▶ [What you should do]: For each record below, write an exact copy.

══════════════════════════════

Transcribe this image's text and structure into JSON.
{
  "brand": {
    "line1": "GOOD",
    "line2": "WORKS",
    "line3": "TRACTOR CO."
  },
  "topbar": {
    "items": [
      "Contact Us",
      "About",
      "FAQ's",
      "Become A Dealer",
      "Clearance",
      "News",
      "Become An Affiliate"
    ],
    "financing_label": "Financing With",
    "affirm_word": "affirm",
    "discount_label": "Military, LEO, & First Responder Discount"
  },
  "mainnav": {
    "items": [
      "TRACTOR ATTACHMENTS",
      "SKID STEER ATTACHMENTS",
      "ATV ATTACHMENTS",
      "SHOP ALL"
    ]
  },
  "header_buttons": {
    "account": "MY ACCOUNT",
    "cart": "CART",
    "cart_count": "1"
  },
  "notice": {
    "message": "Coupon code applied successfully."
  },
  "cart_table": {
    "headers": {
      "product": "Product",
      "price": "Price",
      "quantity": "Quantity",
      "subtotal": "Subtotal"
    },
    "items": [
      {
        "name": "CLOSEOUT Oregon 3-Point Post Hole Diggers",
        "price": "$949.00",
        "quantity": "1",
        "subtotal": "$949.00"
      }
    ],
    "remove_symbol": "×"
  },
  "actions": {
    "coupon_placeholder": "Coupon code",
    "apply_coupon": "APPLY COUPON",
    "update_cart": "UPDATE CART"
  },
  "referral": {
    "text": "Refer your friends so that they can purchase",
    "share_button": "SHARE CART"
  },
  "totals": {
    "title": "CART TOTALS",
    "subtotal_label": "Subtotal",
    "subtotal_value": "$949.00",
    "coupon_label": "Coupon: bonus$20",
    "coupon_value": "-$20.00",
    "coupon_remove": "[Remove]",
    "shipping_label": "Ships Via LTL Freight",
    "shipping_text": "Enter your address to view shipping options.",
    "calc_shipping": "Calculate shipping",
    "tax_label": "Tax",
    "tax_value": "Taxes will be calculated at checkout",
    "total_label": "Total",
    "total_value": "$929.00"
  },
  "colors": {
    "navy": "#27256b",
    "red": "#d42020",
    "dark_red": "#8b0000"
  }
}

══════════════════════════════

▶ [Exercise result]:
Transcribe this image's text and structure into JSON.
{
  "brand": {
    "line1": "GOOD",
    "line2": "WORKS",
    "line3": "TRACTOR CO."
  },
  "topbar": {
    "items": [
      "Contact Us",
      "About",
      "FAQ's",
      "Become A Dealer",
      "Clearance",
      "News",
      "Become An Affiliate"
    ],
    "financing_label": "Financing With",
    "affirm_word": "affirm",
    "discount_label": "Military, LEO, & First Responder Discount"
  },
  "mainnav": {
    "items": [
      "TRACTOR ATTACHMENTS",
      "SKID STEER ATTACHMENTS",
      "ATV ATTACHMENTS",
      "SHOP ALL"
    ]
  },
  "header_buttons": {
    "account": "MY ACCOUNT",
    "cart": "CART",
    "cart_count": "1"
  },
  "notice": {
    "message": "Coupon code applied successfully."
  },
  "cart_table": {
    "headers": {
      "product": "Product",
      "price": "Price",
      "quantity": "Quantity",
      "subtotal": "Subtotal"
    },
    "items": [
      {
        "name": "CLOSEOUT Oregon 3-Point Post Hole Diggers",
        "price": "$949.00",
        "quantity": "1",
        "subtotal": "$949.00"
      }
    ],
    "remove_symbol": "×"
  },
  "actions": {
    "coupon_placeholder": "Coupon code",
    "apply_coupon": "APPLY COUPON",
    "update_cart": "UPDATE CART"
  },
  "referral": {
    "text": "Refer your friends so that they can purchase",
    "share_button": "SHARE CART"
  },
  "totals": {
    "title": "CART TOTALS",
    "subtotal_label": "Subtotal",
    "subtotal_value": "$949.00",
    "coupon_label": "Coupon: bonus$20",
    "coupon_value": "-$20.00",
    "coupon_remove": "[Remove]",
    "shipping_label": "Ships Via LTL Freight",
    "shipping_text": "Enter your address to view shipping options.",
    "calc_shipping": "Calculate shipping",
    "tax_label": "Tax",
    "tax_value": "Taxes will be calculated at checkout",
    "total_label": "Total",
    "total_value": "$929.00"
  },
  "colors": {
    "navy": "#27256b",
    "red": "#d42020",
    "dark_red": "#8b0000"
  }
}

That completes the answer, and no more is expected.